(RECORDS FOR THIS TASK begins)
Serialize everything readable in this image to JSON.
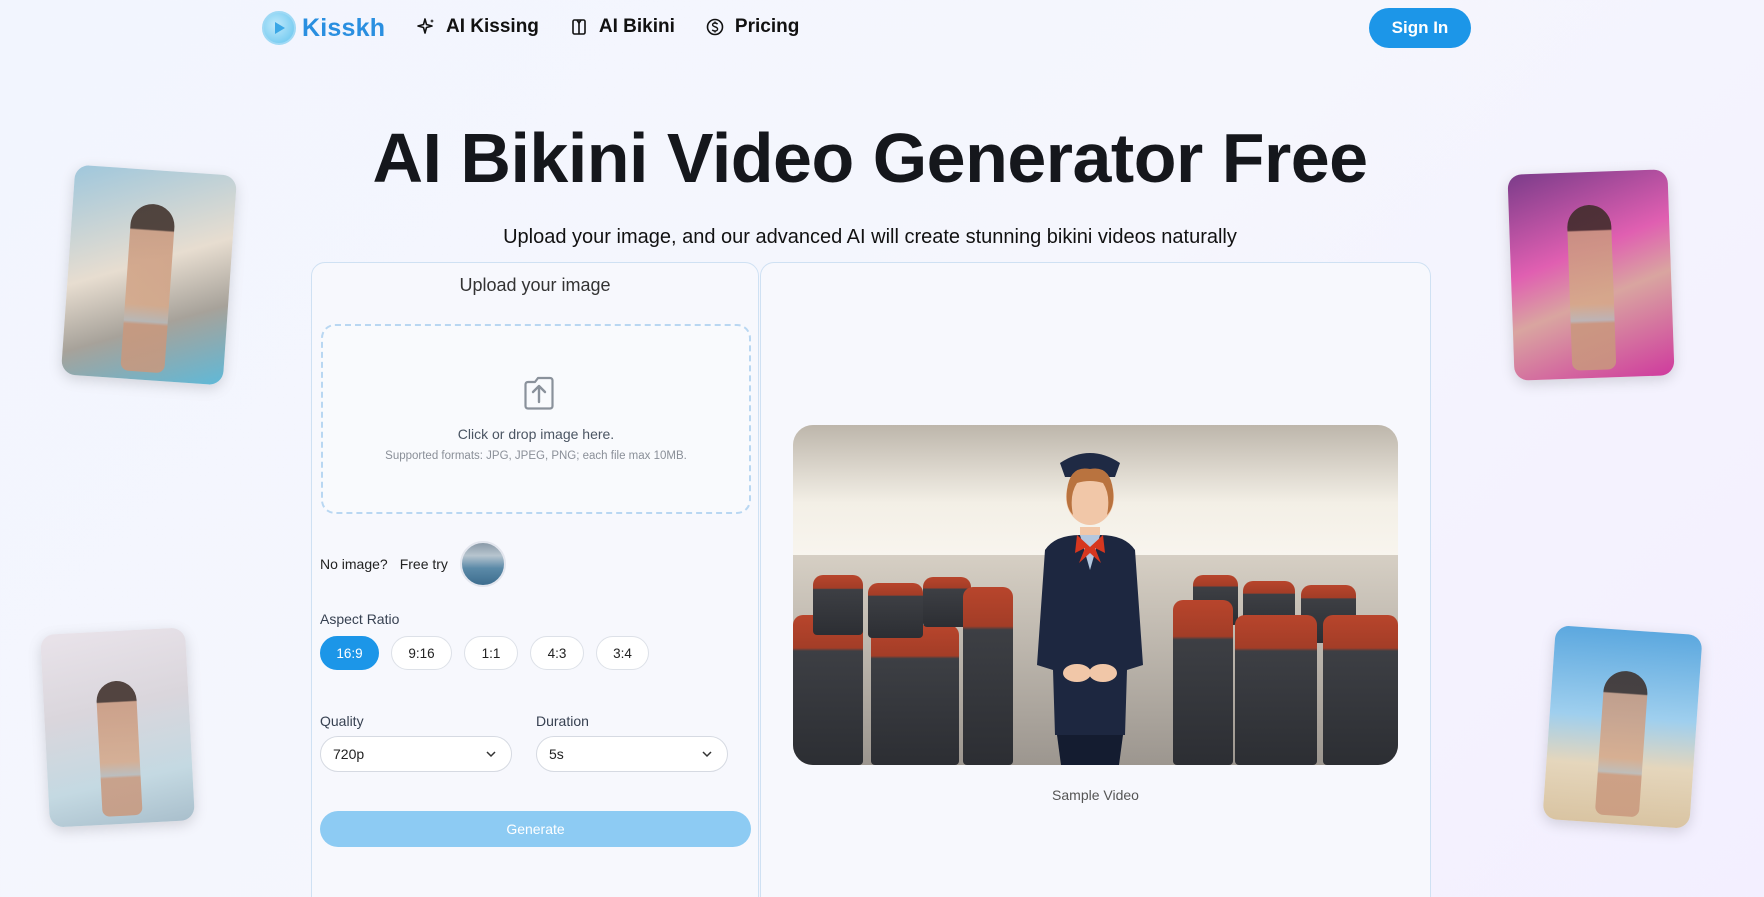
{
  "header": {
    "logo_text": "Kisskh",
    "nav": [
      {
        "label": "AI Kissing",
        "icon": "sparkle-icon"
      },
      {
        "label": "AI Bikini",
        "icon": "shirt-icon"
      },
      {
        "label": "Pricing",
        "icon": "dollar-circle-icon"
      }
    ],
    "signin_label": "Sign In"
  },
  "hero": {
    "title": "AI Bikini Video Generator Free",
    "subtitle": "Upload your image, and our advanced AI will create stunning bikini videos naturally"
  },
  "upload_panel": {
    "title": "Upload your image",
    "drop_text": "Click or drop image here.",
    "drop_hint": "Supported formats: JPG, JPEG, PNG; each file max 10MB.",
    "no_image_label": "No image?",
    "free_try_label": "Free try",
    "aspect_ratio_label": "Aspect Ratio",
    "aspect_ratios": [
      "16:9",
      "9:16",
      "1:1",
      "4:3",
      "3:4"
    ],
    "aspect_ratio_selected": "16:9",
    "quality_label": "Quality",
    "quality_value": "720p",
    "duration_label": "Duration",
    "duration_value": "5s",
    "generate_label": "Generate"
  },
  "preview_panel": {
    "caption": "Sample Video"
  },
  "colors": {
    "accent": "#1c96e8",
    "generate_disabled": "#8dcbf3",
    "logo": "#2a8fe0"
  }
}
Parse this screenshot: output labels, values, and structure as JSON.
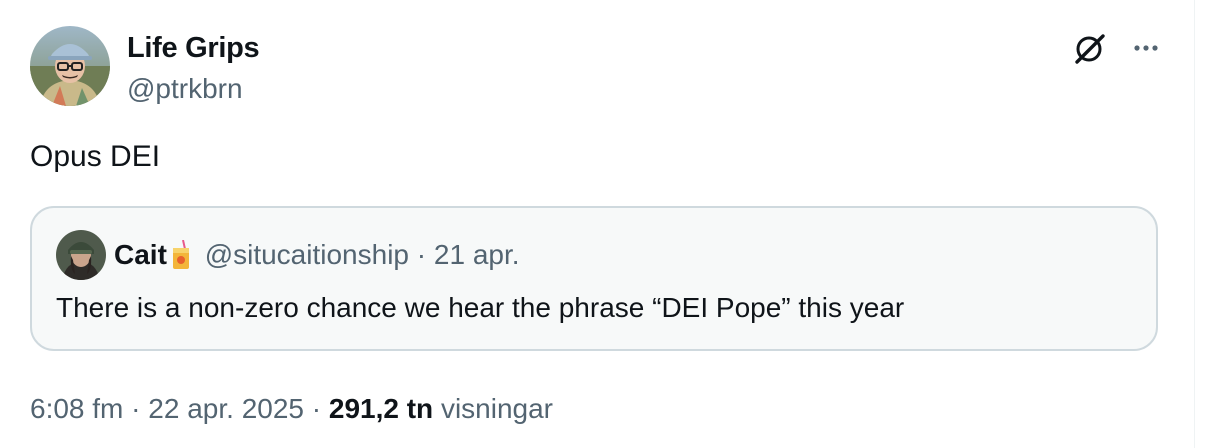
{
  "author": {
    "display_name": "Life Grips",
    "handle": "@ptrkbrn"
  },
  "icons": {
    "grok": "grok-icon",
    "more": "more-icon"
  },
  "tweet": {
    "text": "Opus DEI"
  },
  "quoted_tweet": {
    "display_name": "Cait",
    "emoji": "juice-box-emoji",
    "handle": "@situcaitionship",
    "separator": "·",
    "date": "21 apr.",
    "text": "There is a non-zero chance we hear the phrase “DEI Pope” this year"
  },
  "meta": {
    "time": "6:08 fm",
    "separator": "·",
    "date": "22 apr. 2025",
    "views_count": "291,2 tn",
    "views_label": "visningar"
  },
  "colors": {
    "text_primary": "#0f1419",
    "text_secondary": "#536471",
    "card_border": "#cfd9de",
    "card_background": "#f7f9f9"
  }
}
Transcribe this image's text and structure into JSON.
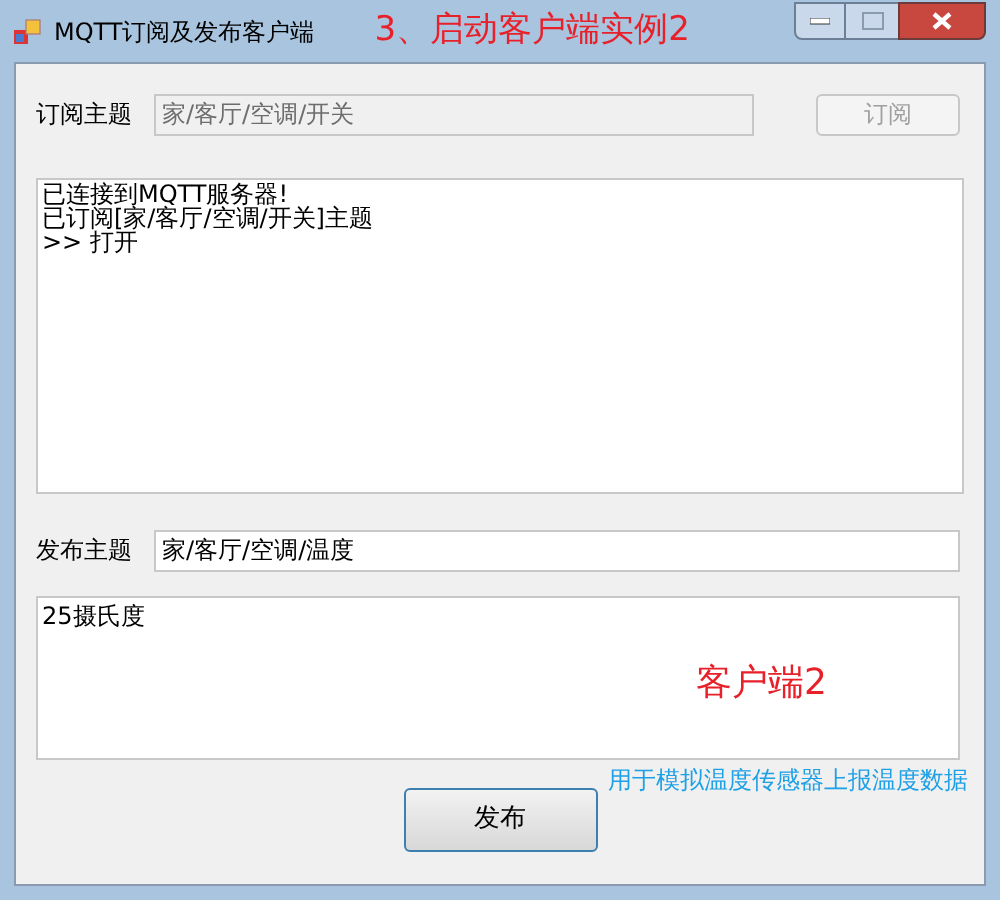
{
  "window": {
    "title": "MQTT订阅及发布客户端",
    "annotation": "3、启动客户端实例2"
  },
  "subscribe": {
    "label": "订阅主题",
    "value": "家/客厅/空调/开关",
    "disabled": true,
    "button": "订阅"
  },
  "log": {
    "lines": [
      "已连接到MQTT服务器!",
      "已订阅[家/客厅/空调/开关]主题",
      ">> 打开"
    ]
  },
  "publish": {
    "label": "发布主题",
    "value": "家/客厅/空调/温度",
    "message": "25摄氏度",
    "button": "发布"
  },
  "annotations": [
    {
      "text": "客户端2",
      "kind": "title"
    },
    {
      "text": "用于模拟温度传感器上报温度数据",
      "kind": "note"
    }
  ]
}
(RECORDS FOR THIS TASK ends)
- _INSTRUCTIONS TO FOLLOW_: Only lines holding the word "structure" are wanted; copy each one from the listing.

- _SOLVED PROBLEM_:
Parse this screenshot: output labels, values, and structure as JSON.
Transcribe this image's text and structure into JSON.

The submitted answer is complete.